State the number of lines below in which the word "Mail" appears. Nothing else belongs in the answer.

Website and app data records:
::::

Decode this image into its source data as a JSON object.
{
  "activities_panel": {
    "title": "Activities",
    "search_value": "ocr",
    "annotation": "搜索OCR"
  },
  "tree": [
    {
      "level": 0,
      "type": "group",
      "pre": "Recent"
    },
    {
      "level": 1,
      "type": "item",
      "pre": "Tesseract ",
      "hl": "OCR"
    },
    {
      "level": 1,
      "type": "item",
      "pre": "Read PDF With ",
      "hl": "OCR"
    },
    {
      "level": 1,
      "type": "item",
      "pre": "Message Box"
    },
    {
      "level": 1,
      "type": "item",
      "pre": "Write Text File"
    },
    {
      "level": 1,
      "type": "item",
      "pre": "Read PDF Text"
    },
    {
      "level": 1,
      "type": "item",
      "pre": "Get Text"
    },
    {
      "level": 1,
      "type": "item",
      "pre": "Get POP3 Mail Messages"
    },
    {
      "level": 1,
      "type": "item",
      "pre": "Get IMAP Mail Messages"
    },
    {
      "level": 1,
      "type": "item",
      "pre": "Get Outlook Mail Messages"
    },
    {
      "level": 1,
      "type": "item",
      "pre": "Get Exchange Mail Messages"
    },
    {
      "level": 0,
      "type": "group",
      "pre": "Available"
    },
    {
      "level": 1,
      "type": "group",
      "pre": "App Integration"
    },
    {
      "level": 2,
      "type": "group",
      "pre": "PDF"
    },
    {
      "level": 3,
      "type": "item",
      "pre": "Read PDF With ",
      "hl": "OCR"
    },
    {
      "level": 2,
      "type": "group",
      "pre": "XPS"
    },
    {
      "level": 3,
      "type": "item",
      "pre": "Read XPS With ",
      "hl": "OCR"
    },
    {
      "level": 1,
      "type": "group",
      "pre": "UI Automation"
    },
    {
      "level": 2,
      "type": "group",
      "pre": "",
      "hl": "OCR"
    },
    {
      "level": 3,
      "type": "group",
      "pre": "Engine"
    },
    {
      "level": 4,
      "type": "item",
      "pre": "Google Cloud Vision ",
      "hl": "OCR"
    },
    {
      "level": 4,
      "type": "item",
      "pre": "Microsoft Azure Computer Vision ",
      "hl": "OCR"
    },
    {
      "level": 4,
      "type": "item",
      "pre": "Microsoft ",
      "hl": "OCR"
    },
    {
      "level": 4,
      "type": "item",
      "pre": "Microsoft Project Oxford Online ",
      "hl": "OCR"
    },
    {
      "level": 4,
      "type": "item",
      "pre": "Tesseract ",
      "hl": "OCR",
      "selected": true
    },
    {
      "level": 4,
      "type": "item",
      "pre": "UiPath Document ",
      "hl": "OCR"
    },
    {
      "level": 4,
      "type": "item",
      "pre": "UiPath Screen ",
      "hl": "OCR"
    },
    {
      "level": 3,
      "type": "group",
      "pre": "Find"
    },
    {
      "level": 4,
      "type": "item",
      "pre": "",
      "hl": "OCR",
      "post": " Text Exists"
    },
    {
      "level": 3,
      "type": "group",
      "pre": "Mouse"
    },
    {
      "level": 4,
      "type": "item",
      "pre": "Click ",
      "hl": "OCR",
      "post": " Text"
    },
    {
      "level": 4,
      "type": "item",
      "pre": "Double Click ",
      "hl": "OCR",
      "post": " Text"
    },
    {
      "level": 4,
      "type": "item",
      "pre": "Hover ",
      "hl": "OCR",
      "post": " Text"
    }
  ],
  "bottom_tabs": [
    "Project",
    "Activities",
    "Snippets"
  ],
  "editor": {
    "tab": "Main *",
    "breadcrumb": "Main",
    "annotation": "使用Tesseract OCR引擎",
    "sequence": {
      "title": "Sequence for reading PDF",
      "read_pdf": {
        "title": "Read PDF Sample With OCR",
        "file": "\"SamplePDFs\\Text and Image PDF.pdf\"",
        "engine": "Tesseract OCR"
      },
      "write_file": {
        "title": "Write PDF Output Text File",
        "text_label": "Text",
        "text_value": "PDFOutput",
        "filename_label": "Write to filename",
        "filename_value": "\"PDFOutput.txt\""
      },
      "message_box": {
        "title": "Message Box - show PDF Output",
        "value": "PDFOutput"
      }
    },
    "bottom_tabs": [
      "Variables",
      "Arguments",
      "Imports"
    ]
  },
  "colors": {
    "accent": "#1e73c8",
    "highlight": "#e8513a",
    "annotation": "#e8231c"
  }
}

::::

◆ Response below: 4